> Exercise goal: Leave no picture in, and give every entry again exactly.

□ □ □ □ □

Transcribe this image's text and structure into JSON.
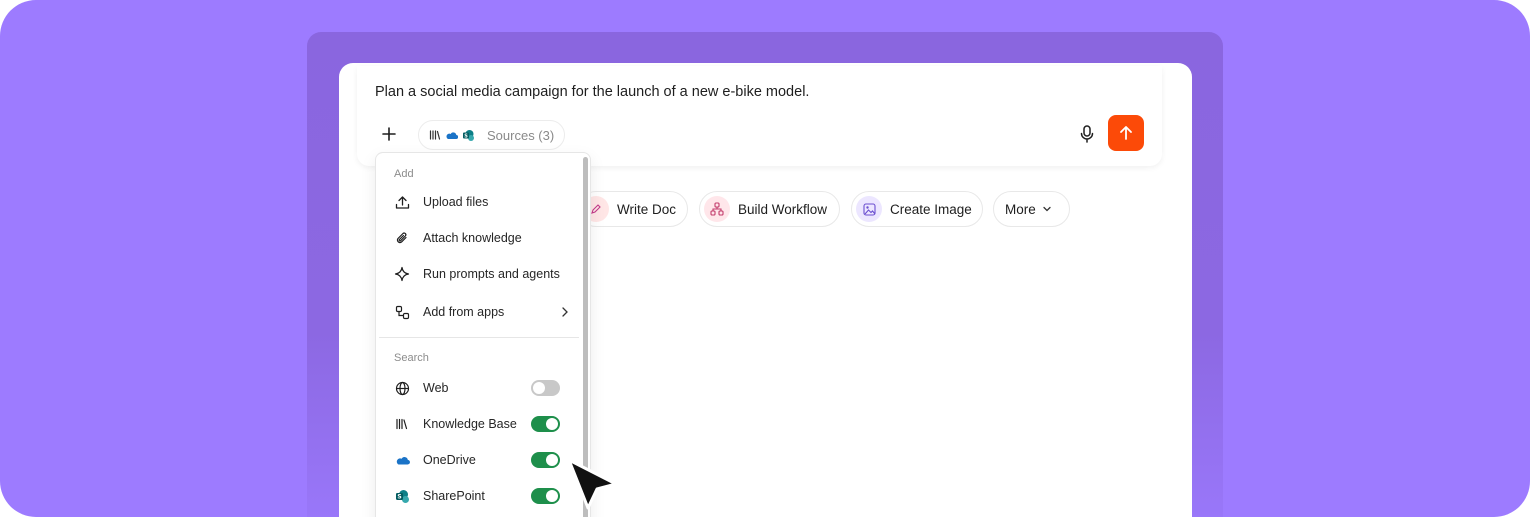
{
  "composer": {
    "prompt": "Plan a social media campaign for the launch of a new e-bike model.",
    "sources_label": "Sources (3)"
  },
  "chips": [
    {
      "label": "Write Doc",
      "icon": "pen-icon"
    },
    {
      "label": "Build Workflow",
      "icon": "workflow-icon"
    },
    {
      "label": "Create Image",
      "icon": "image-icon"
    },
    {
      "label": "More",
      "icon": "chevron-down-icon"
    }
  ],
  "menu": {
    "add_section": "Add",
    "add_items": [
      {
        "label": "Upload files",
        "icon": "upload-icon"
      },
      {
        "label": "Attach knowledge",
        "icon": "paperclip-icon"
      },
      {
        "label": "Run prompts and agents",
        "icon": "sparkle-icon"
      },
      {
        "label": "Add from apps",
        "icon": "apps-icon"
      }
    ],
    "search_section": "Search",
    "search_items": [
      {
        "label": "Web",
        "icon": "globe-icon",
        "enabled": false
      },
      {
        "label": "Knowledge Base",
        "icon": "library-icon",
        "enabled": true
      },
      {
        "label": "OneDrive",
        "icon": "onedrive-icon",
        "enabled": true
      },
      {
        "label": "SharePoint",
        "icon": "sharepoint-icon",
        "enabled": true
      }
    ]
  },
  "colors": {
    "background": "#9d7bff",
    "send_button": "#fc4a08",
    "toggle_on": "#1e8f4b",
    "toggle_off": "#c8c8c8"
  }
}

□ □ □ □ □

> Task response:
Transcribe this image's text and structure into JSON.
{
  "composer": {
    "prompt": "Plan a social media campaign for the launch of a new e-bike model.",
    "sources_label": "Sources (3)"
  },
  "chips": [
    {
      "label": "Write Doc",
      "icon": "pen-icon"
    },
    {
      "label": "Build Workflow",
      "icon": "workflow-icon"
    },
    {
      "label": "Create Image",
      "icon": "image-icon"
    },
    {
      "label": "More",
      "icon": "chevron-down-icon"
    }
  ],
  "menu": {
    "add_section": "Add",
    "add_items": [
      {
        "label": "Upload files",
        "icon": "upload-icon"
      },
      {
        "label": "Attach knowledge",
        "icon": "paperclip-icon"
      },
      {
        "label": "Run prompts and agents",
        "icon": "sparkle-icon"
      },
      {
        "label": "Add from apps",
        "icon": "apps-icon"
      }
    ],
    "search_section": "Search",
    "search_items": [
      {
        "label": "Web",
        "icon": "globe-icon",
        "enabled": false
      },
      {
        "label": "Knowledge Base",
        "icon": "library-icon",
        "enabled": true
      },
      {
        "label": "OneDrive",
        "icon": "onedrive-icon",
        "enabled": true
      },
      {
        "label": "SharePoint",
        "icon": "sharepoint-icon",
        "enabled": true
      }
    ]
  },
  "colors": {
    "background": "#9d7bff",
    "send_button": "#fc4a08",
    "toggle_on": "#1e8f4b",
    "toggle_off": "#c8c8c8"
  }
}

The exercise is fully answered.